WHAT THE TASK REQUIRES. Where a line below holds the string "true", that line goes into the answer.
_ _ _
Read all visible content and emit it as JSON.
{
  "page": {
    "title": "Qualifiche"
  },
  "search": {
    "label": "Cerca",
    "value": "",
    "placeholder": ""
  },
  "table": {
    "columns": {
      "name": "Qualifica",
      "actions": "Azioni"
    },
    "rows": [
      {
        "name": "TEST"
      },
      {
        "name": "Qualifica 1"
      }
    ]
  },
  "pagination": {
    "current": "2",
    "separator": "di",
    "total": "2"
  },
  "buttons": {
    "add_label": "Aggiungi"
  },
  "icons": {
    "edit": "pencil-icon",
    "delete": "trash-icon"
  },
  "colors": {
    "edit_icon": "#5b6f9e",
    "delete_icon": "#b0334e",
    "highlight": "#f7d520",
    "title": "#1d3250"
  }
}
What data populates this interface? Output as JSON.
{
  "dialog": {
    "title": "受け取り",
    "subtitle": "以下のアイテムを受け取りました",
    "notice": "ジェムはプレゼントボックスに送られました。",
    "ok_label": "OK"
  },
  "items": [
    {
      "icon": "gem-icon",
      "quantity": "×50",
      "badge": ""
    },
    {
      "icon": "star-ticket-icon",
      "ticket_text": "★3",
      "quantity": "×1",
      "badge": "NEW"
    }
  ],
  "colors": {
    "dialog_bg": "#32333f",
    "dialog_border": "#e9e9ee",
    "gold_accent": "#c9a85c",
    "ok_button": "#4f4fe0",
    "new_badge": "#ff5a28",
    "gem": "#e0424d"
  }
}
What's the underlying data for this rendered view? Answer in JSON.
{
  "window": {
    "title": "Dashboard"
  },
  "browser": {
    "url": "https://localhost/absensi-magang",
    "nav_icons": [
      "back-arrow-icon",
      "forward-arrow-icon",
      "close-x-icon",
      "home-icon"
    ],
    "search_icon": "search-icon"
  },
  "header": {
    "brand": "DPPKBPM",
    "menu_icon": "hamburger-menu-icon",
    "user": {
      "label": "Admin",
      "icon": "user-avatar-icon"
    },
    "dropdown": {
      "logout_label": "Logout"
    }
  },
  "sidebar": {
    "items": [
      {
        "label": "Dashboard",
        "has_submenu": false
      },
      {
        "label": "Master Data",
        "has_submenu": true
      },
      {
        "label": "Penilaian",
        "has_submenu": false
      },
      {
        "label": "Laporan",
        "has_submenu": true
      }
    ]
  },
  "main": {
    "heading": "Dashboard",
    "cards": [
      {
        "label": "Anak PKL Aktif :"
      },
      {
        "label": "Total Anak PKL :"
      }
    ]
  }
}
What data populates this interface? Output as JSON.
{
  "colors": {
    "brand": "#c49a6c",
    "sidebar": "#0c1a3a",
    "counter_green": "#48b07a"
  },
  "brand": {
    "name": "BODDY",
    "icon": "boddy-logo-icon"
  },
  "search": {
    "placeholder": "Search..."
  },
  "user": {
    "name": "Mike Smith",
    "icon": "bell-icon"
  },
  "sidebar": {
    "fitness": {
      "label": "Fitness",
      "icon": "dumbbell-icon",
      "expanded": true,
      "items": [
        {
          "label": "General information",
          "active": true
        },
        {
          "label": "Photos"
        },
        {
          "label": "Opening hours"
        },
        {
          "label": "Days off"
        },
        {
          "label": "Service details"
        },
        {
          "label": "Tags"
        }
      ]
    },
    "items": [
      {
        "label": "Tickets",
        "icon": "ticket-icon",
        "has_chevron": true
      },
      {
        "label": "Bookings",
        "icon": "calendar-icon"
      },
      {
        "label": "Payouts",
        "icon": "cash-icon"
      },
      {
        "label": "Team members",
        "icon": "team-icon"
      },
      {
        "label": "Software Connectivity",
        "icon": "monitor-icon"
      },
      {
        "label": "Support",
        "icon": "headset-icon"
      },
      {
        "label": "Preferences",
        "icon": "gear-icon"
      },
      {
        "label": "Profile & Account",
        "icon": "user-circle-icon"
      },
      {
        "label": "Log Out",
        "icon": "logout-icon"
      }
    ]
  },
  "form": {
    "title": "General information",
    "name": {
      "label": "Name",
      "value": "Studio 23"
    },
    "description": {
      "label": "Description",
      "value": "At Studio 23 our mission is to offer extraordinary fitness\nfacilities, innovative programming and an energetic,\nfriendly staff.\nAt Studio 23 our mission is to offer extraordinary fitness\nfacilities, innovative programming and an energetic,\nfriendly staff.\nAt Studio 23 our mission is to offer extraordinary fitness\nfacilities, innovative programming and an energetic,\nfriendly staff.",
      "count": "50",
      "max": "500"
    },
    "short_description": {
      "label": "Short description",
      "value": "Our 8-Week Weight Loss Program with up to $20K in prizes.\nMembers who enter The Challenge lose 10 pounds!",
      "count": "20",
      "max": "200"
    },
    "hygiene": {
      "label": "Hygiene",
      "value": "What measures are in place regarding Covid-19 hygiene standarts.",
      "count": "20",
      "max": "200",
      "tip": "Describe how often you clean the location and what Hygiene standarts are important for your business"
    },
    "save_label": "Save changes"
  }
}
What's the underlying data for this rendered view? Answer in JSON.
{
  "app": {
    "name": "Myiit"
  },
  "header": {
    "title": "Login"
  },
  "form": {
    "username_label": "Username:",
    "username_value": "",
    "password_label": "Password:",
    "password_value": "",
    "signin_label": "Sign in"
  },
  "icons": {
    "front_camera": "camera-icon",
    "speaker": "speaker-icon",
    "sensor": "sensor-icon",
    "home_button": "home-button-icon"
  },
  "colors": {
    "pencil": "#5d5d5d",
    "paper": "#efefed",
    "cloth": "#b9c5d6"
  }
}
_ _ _
RESULT OF THE TASK.
        "has_submenu": true
        "has_submenu": true
      "expanded": true,
          "active": true
        "has_chevron": true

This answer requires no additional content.